I've never had much luck growing dill, but in my never-ending quest to find flat leaf parsley, I succumbed once more to the feathery foliage this morning. Everything I've read about it indicates it should grow fairly well in the South, but methinks the humidity is a bit much for it. We'll see. I paired it in a pot with Greek oregano. If the dill doesn't make it, the oregano can have the whole pot. So now there are many herbs in my garden: parsley, sage, rosemary, thyme, mint, oregano, dill, chives and bee balm.
Finally Lowe's had some sweet potato vines. Peyton will be happy. Maybe we'll grow another spud. I put a pretty little coleus that caught my eye in the same pot. It's called Kingwood Torch, and it really is bright as fire and looks great against the chartreuse potato vine.

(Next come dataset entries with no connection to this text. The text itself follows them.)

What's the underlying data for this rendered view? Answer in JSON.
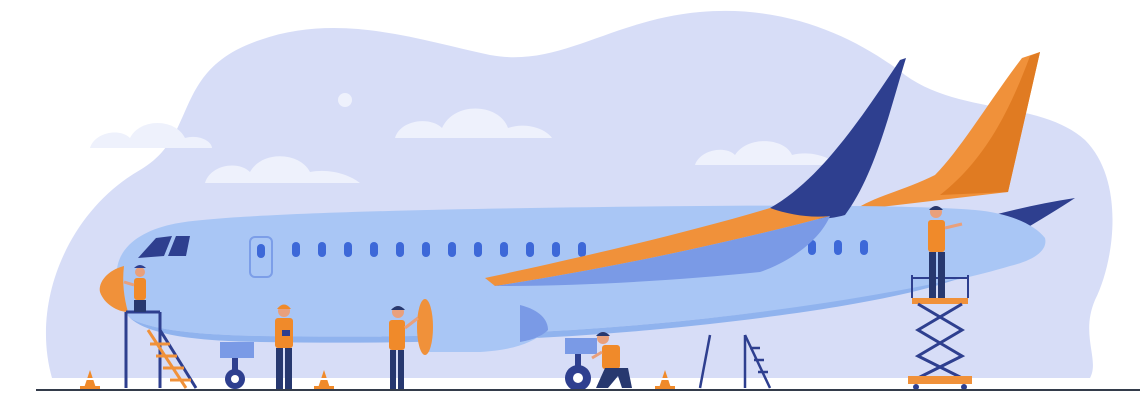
{
  "illustration": {
    "subject": "airplane-maintenance",
    "colors": {
      "background": "#ffffff",
      "sky_blob": "#d7ddf7",
      "cloud": "#eef1fc",
      "fuselage": "#a9c6f5",
      "fuselage_shade": "#90b3ee",
      "wing": "#7a9ae6",
      "navy": "#2e3f8f",
      "orange": "#f0913a",
      "window": "#3d68d8",
      "worker_vest": "#f08a2a",
      "worker_pants": "#27386f",
      "skin": "#e9a07c",
      "ground": "#333b4a",
      "cone": "#f08a2a"
    },
    "icons": [
      "cloud-icon",
      "sun-icon",
      "traffic-cone-icon",
      "ladder-icon",
      "scissor-lift-icon"
    ]
  }
}
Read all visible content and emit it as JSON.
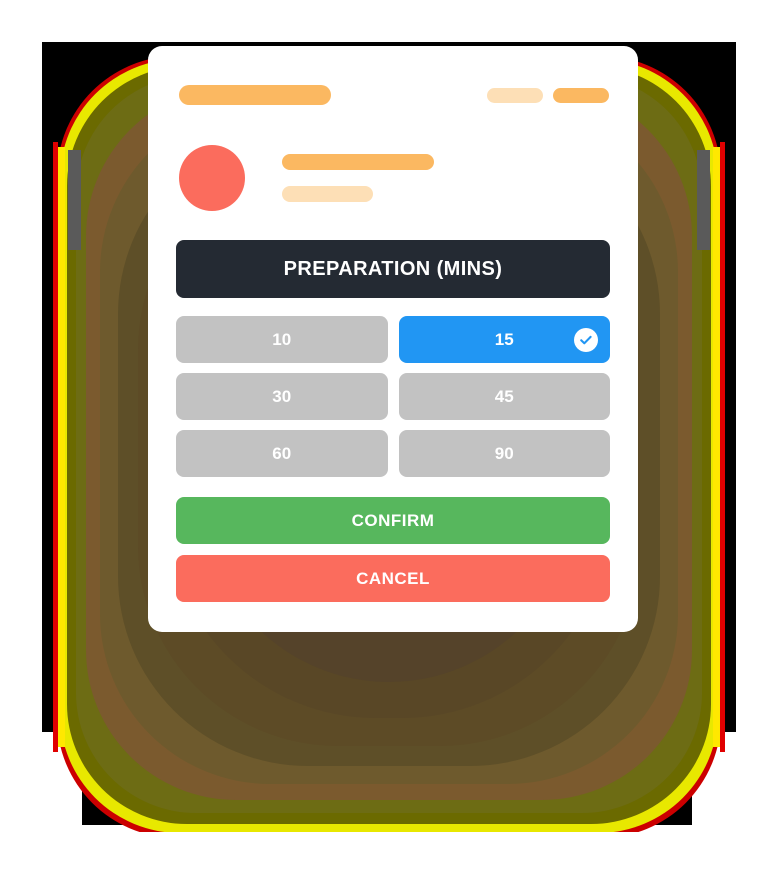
{
  "backdrop": {
    "plate_color": "#000000",
    "glow_colors": [
      "#cc0000",
      "#e8e800",
      "#6b6a00",
      "#7b5a2e",
      "#5d4b26"
    ]
  },
  "card": {
    "background": "#ffffff",
    "header": {
      "title_placeholder_color": "#fbb861",
      "tag_a_color": "#fddfb6",
      "tag_b_color": "#fbb861"
    },
    "profile": {
      "avatar_color": "#fb6c5d",
      "name_placeholder_color": "#fbb861",
      "subtitle_placeholder_color": "#fddfb6"
    },
    "title_bar": {
      "label": "PREPARATION (MINS)",
      "background": "#242a33",
      "text_color": "#ffffff"
    },
    "options": {
      "selected_value": "15",
      "selected_color": "#2196f3",
      "unselected_color": "#c2c2c2",
      "check_icon": "check-circle-icon",
      "items": [
        {
          "value": "10",
          "selected": false
        },
        {
          "value": "15",
          "selected": true
        },
        {
          "value": "30",
          "selected": false
        },
        {
          "value": "45",
          "selected": false
        },
        {
          "value": "60",
          "selected": false
        },
        {
          "value": "90",
          "selected": false
        }
      ]
    },
    "actions": {
      "confirm_label": "CONFIRM",
      "confirm_color": "#57b75d",
      "cancel_label": "CANCEL",
      "cancel_color": "#fb6c5d"
    }
  }
}
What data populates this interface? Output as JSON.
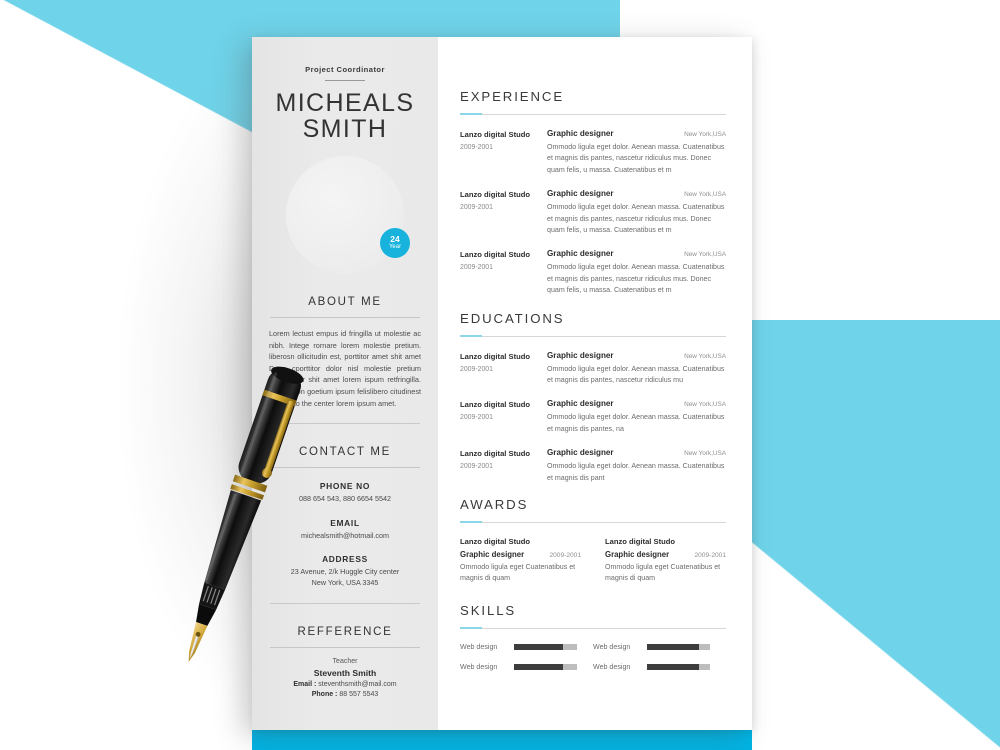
{
  "theme": {
    "accent_cyan": "#6fd3e9",
    "accent_bar": "#00b3e3",
    "badge_cyan": "#17b3dd",
    "sidebar_bg": "#e9e9e9",
    "heading_color": "#3a3a3a",
    "rule_accent": "#8bd6e8"
  },
  "sidebar": {
    "job_title": "Project Coordinator",
    "name_first": "MICHEALS",
    "name_last": "SMITH",
    "age_badge": {
      "number": "24",
      "unit": "Year"
    },
    "about": {
      "heading": "ABOUT ME",
      "text": "Lorem lectust empus id fringilla ut molestie ac nibh. Intege rornare lorem molestie pretium. liberosn ollicitudin est, porttitor amet shit amet  Done cporttitor dolor  nisl molestie pretium dolor dolor shit amet lorem ispum retfringilla. shitpr is on goetium ipsum felislibero citudinest to the center lorem ipsum amet."
    },
    "contact": {
      "heading": "CONTACT ME",
      "phone_label": "PHONE NO",
      "phone_value": "088 654 543, 880 6654 5542",
      "email_label": "EMAIL",
      "email_value": "michealsmith@hotmail.com",
      "address_label": "ADDRESS",
      "address_line1": "23 Avenue, 2/k Huggle City center",
      "address_line2": "New York, USA 3345"
    },
    "reference": {
      "heading": "REFFERENCE",
      "role": "Teacher",
      "name": "Steventh Smith",
      "email_label": "Email :",
      "email_value": "steventhsmith@mail.com",
      "phone_label": "Phone :",
      "phone_value": "88 557 5543"
    }
  },
  "main": {
    "experience": {
      "heading": "EXPERIENCE",
      "entries": [
        {
          "org": "Lanzo digital Studo",
          "date": "2009-2001",
          "role": "Graphic designer",
          "location": "New York,USA",
          "description": "Ommodo ligula eget dolor. Aenean massa. Cuatenatibus et magnis dis pantes, nascetur ridiculus mus. Donec quam felis, u massa. Cuatenatibus et m"
        },
        {
          "org": "Lanzo digital Studo",
          "date": "2009-2001",
          "role": "Graphic designer",
          "location": "New York,USA",
          "description": "Ommodo ligula eget dolor. Aenean massa. Cuatenatibus et magnis dis pantes, nascetur ridiculus mus. Donec quam felis, u massa. Cuatenatibus et m"
        },
        {
          "org": "Lanzo digital Studo",
          "date": "2009-2001",
          "role": "Graphic designer",
          "location": "New York,USA",
          "description": "Ommodo ligula eget dolor. Aenean massa. Cuatenatibus et magnis dis pantes, nascetur ridiculus mus. Donec quam felis, u massa. Cuatenatibus et m"
        }
      ]
    },
    "educations": {
      "heading": "EDUCATIONS",
      "entries": [
        {
          "org": "Lanzo digital Studo",
          "date": "2009-2001",
          "role": "Graphic designer",
          "location": "New York,USA",
          "description": "Ommodo ligula eget dolor. Aenean massa. Cuatenatibus et magnis dis pantes, nascetur ridiculus mu"
        },
        {
          "org": "Lanzo digital Studo",
          "date": "2009-2001",
          "role": "Graphic designer",
          "location": "New York,USA",
          "description": "Ommodo ligula eget dolor. Aenean massa. Cuatenatibus et magnis dis pantes, na"
        },
        {
          "org": "Lanzo digital Studo",
          "date": "2009-2001",
          "role": "Graphic designer",
          "location": "New York,USA",
          "description": "Ommodo ligula eget dolor. Aenean massa. Cuatenatibus et magnis dis pant"
        }
      ]
    },
    "awards": {
      "heading": "AWARDS",
      "items": [
        {
          "org": "Lanzo digital Studo",
          "role": "Graphic designer",
          "date": "2009-2001",
          "description": "Ommodo ligula eget  Cuatenatibus et magnis di quam"
        },
        {
          "org": "Lanzo digital Studo",
          "role": "Graphic designer",
          "date": "2009-2001",
          "description": "Ommodo ligula eget  Cuatenatibus et magnis di quam"
        }
      ]
    },
    "skills": {
      "heading": "SKILLS",
      "items": [
        {
          "name": "Web design",
          "percent": 78
        },
        {
          "name": "Web design",
          "percent": 83
        },
        {
          "name": "Web design",
          "percent": 78
        },
        {
          "name": "Web design",
          "percent": 83
        }
      ]
    }
  }
}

Last week I found the ceramic windchime on the ground...broken. So I picked up a little pot of Irish moss to tuck into the makeshift pot. I hope the moss lives in such a tiny vessel. Turning the broken side down should help the roots find their way into the ground.( Pictures behind cut. )
Today's writer's block question: "What is the weirdest thing you've ever eaten? Would you eat it again?"
Hmmmm...that all depends on what one considers weird. Some people might consider pickled pig's feet weird, but they are ubiquitous in the South so we think nothing of finding them on the grocery store shelves. And yes, I like them and would eat them all the time if they weren't so bad for the old arteries.
Maybe I shouldn't admit to some of these. ;) Armadillo...possum...hoghead cheese...mountain oysters...chicken gizzards...I'd eat all of them again (and have many times) but I will never eat another Burger King Whopper as long as I live.